Olive yields and tree nutritional status during a four-year period without nitrogen and boron fertilization uri icon


  • Nitrogen (N) and boron (B) are mobile elements in soil. Therefore, the application of these nutrients is typically performed annually, as a single dose, or even splitting it into several fractions in the case of N. In olive (Olea europaea L.), however, controversial literature has suggested that yearly application of N may not be required. In the case of B some authors indicated that one single application is sufficient for three or four years. Thus, the effect of these elements on olive yield, leaf N and B concentrations, as well as soil available N and B were investigated during a field trial performed in an olive orchard located in NE Portugal, in which N and B were not applied for four consecutive growing seasons. Fertilizer treatments consisted of the following: the control, which was a ‘complete’ fertilization plan where N and B were included (N+B treatment); –N treatment, with N excluded from the fertilization plan; and –B treatment, with B excluded. Available soil N and B were estimated from a pot experiment with Italian ryegrass (Lolium multiflorum L.) and from chemical laboratory extractions.
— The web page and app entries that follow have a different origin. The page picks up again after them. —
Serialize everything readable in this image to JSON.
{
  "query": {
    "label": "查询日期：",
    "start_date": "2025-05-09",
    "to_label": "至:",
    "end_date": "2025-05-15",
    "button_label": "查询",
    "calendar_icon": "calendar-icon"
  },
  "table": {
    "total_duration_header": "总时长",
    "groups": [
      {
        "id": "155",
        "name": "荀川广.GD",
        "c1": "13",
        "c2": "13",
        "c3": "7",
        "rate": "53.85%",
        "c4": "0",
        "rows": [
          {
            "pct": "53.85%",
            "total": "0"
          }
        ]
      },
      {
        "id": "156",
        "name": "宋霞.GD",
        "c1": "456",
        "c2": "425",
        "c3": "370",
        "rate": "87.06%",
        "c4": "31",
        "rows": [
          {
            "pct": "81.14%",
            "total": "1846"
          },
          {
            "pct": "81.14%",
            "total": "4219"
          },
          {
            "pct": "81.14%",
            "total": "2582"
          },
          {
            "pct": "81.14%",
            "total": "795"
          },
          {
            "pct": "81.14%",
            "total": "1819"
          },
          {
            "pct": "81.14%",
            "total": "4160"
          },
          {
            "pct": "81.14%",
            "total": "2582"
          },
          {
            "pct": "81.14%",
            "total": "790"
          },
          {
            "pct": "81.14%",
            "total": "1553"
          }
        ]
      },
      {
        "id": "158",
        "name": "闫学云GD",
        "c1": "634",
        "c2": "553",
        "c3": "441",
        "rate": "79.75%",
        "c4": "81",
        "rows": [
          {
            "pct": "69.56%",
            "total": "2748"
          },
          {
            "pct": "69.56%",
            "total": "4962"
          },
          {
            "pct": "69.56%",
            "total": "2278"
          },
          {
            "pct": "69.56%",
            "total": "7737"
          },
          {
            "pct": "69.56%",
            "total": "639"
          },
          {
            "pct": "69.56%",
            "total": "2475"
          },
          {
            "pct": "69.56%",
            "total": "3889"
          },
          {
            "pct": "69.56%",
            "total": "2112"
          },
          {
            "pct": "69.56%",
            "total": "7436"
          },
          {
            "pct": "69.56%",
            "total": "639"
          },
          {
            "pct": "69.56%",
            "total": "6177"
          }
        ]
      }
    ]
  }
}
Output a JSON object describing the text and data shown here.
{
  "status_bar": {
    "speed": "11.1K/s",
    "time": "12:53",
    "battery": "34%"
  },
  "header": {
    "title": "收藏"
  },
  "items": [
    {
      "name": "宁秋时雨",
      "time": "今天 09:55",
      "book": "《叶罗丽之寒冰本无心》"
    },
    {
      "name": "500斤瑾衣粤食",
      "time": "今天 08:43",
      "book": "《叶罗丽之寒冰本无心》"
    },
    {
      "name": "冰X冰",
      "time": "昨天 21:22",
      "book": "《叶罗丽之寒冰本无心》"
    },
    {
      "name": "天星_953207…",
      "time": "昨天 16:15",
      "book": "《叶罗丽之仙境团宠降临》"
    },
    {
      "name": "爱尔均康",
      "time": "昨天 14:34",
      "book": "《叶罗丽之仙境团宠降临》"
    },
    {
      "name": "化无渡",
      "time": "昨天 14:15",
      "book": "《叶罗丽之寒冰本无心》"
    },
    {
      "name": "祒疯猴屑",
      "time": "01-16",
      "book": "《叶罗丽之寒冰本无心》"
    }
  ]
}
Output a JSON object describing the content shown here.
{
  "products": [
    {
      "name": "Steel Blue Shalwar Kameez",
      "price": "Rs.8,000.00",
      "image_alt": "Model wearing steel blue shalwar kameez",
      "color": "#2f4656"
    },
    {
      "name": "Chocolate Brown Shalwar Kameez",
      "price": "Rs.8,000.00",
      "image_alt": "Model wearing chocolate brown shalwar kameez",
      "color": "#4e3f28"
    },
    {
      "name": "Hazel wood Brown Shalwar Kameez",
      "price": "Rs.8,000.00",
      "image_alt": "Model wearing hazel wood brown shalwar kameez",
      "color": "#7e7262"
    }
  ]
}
Olive yield decreased significantly in the –N treatment in comparison to the control. A slight yield reduction in the –B treatment in comparison to the control was also observed. Leaf N and B concentrations decreased significantly in the –N and –B treatments, respectively, in comparison to the N+B treatment. Soil available N and B at the end of the experiment were significantly lower in the –N and –B treatments, respectively, in comparison to the N+B control. The results showed a continuous decrease in olive yield and leaf N and B concentrations, which reflected the reduction in soil available N and B in the treatments lacking the respective nutrient. Therefore, it seems prudent the recommendation of adjusted rates of N and B every year to prevent reduction in tree crop performance and improve nutrient use efficiency.

publication date

  • January 1, 2011